Making and selling tie-dye socks gives the special needs students a sense of pride and purpose.

Thursday, March 21st, is World Down Syndrome Day. In Olean, one class is tie-dying socks with the hopes of raising awareness and helping to end the stigma surrounding Down syndrome, and that's why they are being celebrated as "WNY's Great Kids." 

World Down Syndrome Day is celebrated around the world every year on March 21 (3/21) because it represents the triplicated 21st chromosome which can cause down syndrome. Many mark the day and try to draw attention to it by wearing brightly colored clothing and mismatched socks.

In Angela Mest's special needs life skills classroom at Olean Middle School, the students have spent weeks tie-dying dozens of pairs of socks for the occasion.

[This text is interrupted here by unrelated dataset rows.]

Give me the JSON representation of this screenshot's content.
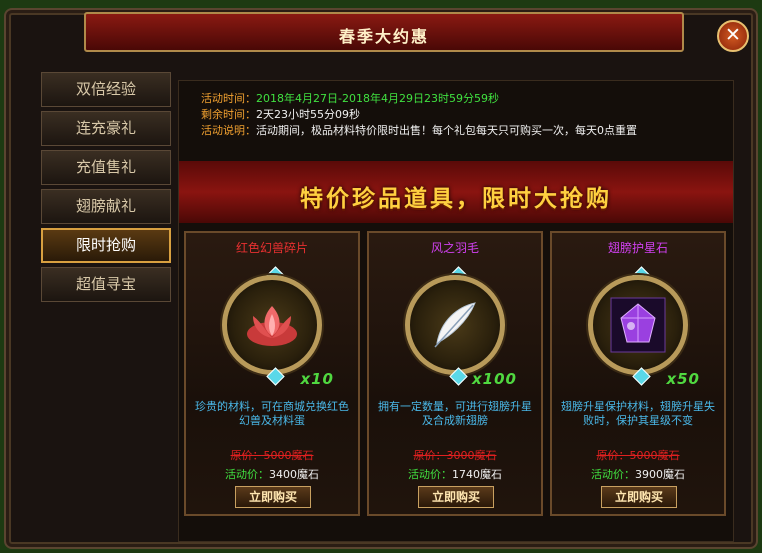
{
  "window": {
    "title": "春季大约惠",
    "close_icon": "close-icon"
  },
  "nav": {
    "items": [
      {
        "label": "双倍经验"
      },
      {
        "label": "连充豪礼"
      },
      {
        "label": "充值售礼"
      },
      {
        "label": "翅膀献礼"
      },
      {
        "label": "限时抢购",
        "active": true
      },
      {
        "label": "超值寻宝"
      }
    ]
  },
  "info": {
    "time_label": "活动时间：",
    "time_value": "2018年4月27日-2018年4月29日23时59分59秒",
    "remaining_label": "剩余时间：",
    "remaining_value": "2天23小时55分09秒",
    "desc_label": "活动说明：",
    "desc_value": "活动期间，极品材料特价限时出售！每个礼包每天只可购买一次，每天0点重置"
  },
  "banner": {
    "text": "特价珍品道具，限时大抢购"
  },
  "items": [
    {
      "name": "红色幻兽碎片",
      "name_color": "#e83030",
      "quantity": "x10",
      "icon": "red-lotus-icon",
      "description": "珍贵的材料，可在商城兑换红色幻兽及材料蛋",
      "original_price": "原价：5000魔石",
      "event_price_label": "活动价：",
      "event_price_value": "3400魔石",
      "buy_label": "立即购买"
    },
    {
      "name": "风之羽毛",
      "name_color": "#d040f0",
      "quantity": "x100",
      "icon": "feather-icon",
      "description": "拥有一定数量，可进行翅膀升星及合成新翅膀",
      "original_price": "原价：3000魔石",
      "event_price_label": "活动价：",
      "event_price_value": "1740魔石",
      "buy_label": "立即购买"
    },
    {
      "name": "翅膀护星石",
      "name_color": "#d040f0",
      "quantity": "x50",
      "icon": "star-stone-icon",
      "description": "翅膀升星保护材料，翅膀升星失败时，保护其星级不变",
      "original_price": "原价：5000魔石",
      "event_price_label": "活动价：",
      "event_price_value": "3900魔石",
      "buy_label": "立即购买"
    }
  ]
}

"We have students who are doing the rubber-banding and the tieing. We have students that are doing the dying. We have students that are doing the decorating, and then bagging them for delivery," said Mest.

They plan to deliver more than 60 pairs of socks at $10 a pair to faculty and staff in Olean. Every dollar they earn, they get to spend themselves.

"We will go out into the community, go to the movies, go to 7-11 for a Slurpee, go to the ice cream store, so that they know that they raised this money and they will have something in return for it," she said. 

For Olivia Hammond, who lives with Down syndrome, this project in the classroom builds independence, and her mom says it helps prepare her for life outside the classroom.

"It teaches her life skills. It teaches her how to react and behave and respond and how to handle things so that she can be prepared for the real world," said Rene Hammond, Olivia's mom.

Just like each one of the students, each one of the tie-dye socks will be unique and different and beautiful.

"People with down syndrome are full of love," said Hammond. "I want people to know that they are just like any other child."

"They may learn in a different way. It may take them longer to pick up some of the skills, but they can still pick up the same skills that their typical and non-disabled peers can and have the same experiences out in our community," said Mest.